The amount of spousal maintenance a party may be liable to pay (if any) to another party is determined based on a consideration of the parties’ respective financial and personal circumstances at the time the Court is considering the issue.
4. Am I entitled to any of my ex’s assets?
If you were married or lived in a de facto relationship of at least two years’ duration or made significant financial or non-financial contributions which, if they were not recognised would result in you suffering serious injustice, the answer is more than likely, yes.
The Family Court uses a four stage process to determine what orders to make by way of property settlement.
The four stage process is as follows:
- Identify and value all of the existing property of the parties.
- Assess the contributions (both financial and non-financial and contributions to the welfare of the family) of the parties.
- Consider the parties’ ‘future needs’ factors by reference to 19 statutory considerations, such as the age and state of health of the parties, the income, property and financial resources of each party, each party’s earning capacity and whether a party has the care of a child of the relationship under the age of 18 years.
The Court will then determine whether it should adjust the outcome awarded on contributions to take these factors into account.
- Finally, the Court must determine if the overall result is one that is “just and equitable” having regard to which particular assets are retained by each party.
However, the Court is not required to approach every case with clear reference to this process, nor is it required to approach each case in any particular manner, therefore this is simply a guide.
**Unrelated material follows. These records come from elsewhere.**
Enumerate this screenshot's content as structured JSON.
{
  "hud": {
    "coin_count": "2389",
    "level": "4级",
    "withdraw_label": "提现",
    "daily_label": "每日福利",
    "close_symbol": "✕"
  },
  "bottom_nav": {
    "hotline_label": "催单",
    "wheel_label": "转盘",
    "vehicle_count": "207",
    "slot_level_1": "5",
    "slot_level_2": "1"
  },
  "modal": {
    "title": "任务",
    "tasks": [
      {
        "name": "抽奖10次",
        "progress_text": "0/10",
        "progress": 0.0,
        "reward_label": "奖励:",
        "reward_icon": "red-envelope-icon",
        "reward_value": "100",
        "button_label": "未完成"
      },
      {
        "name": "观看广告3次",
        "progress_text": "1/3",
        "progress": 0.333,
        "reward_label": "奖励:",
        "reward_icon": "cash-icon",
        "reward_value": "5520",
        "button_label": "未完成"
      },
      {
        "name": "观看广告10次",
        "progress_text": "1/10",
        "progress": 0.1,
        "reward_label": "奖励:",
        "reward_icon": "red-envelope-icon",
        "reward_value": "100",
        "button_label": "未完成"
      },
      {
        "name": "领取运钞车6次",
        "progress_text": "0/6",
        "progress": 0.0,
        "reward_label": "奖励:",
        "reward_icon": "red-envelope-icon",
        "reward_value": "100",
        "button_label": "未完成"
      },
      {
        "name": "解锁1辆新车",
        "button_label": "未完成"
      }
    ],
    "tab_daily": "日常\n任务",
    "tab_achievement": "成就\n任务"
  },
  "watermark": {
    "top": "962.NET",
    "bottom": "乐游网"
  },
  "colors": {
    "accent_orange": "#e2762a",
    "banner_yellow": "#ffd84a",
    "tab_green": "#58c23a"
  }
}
In some cases for example, the Court concludes that it is not “just and equitable” to alter the existing legal interests of parties in their property and make orders for property settlement.
A parties’ entitlement varies in each individual case and for this reason, advice specific to your own personal circumstances should be sought.
5. Do I have to pay child support?
Child support payments are calculated using a complex formula. While the calculations are complex, the principles are fairly straight forward. They are:
- Each parent is responsible for meeting the costs of their children.
- The costs which they are required to meet will depend on the number and ages of children.
- Higher income earning parents are required to contribute more.
- A parent gets credit for meeting expenses while caring for their children.
- A parent will pay support when their income percentage exceeds their cost percentage.
Child support is calculated as the costs of the children multiplied by the difference between your income percentage (your share of you and your ex’s combined income) and your cost percentage (the credit which you receive for your time with the children).
You will pay child support if the result is positive and be eligible to receive support if it is negative. However, you don’t have to pay child support if you have at least 65% care of your children.
Please contact us via email or phone to discuss your circumstances and how we can help you to navigate a financial settlement.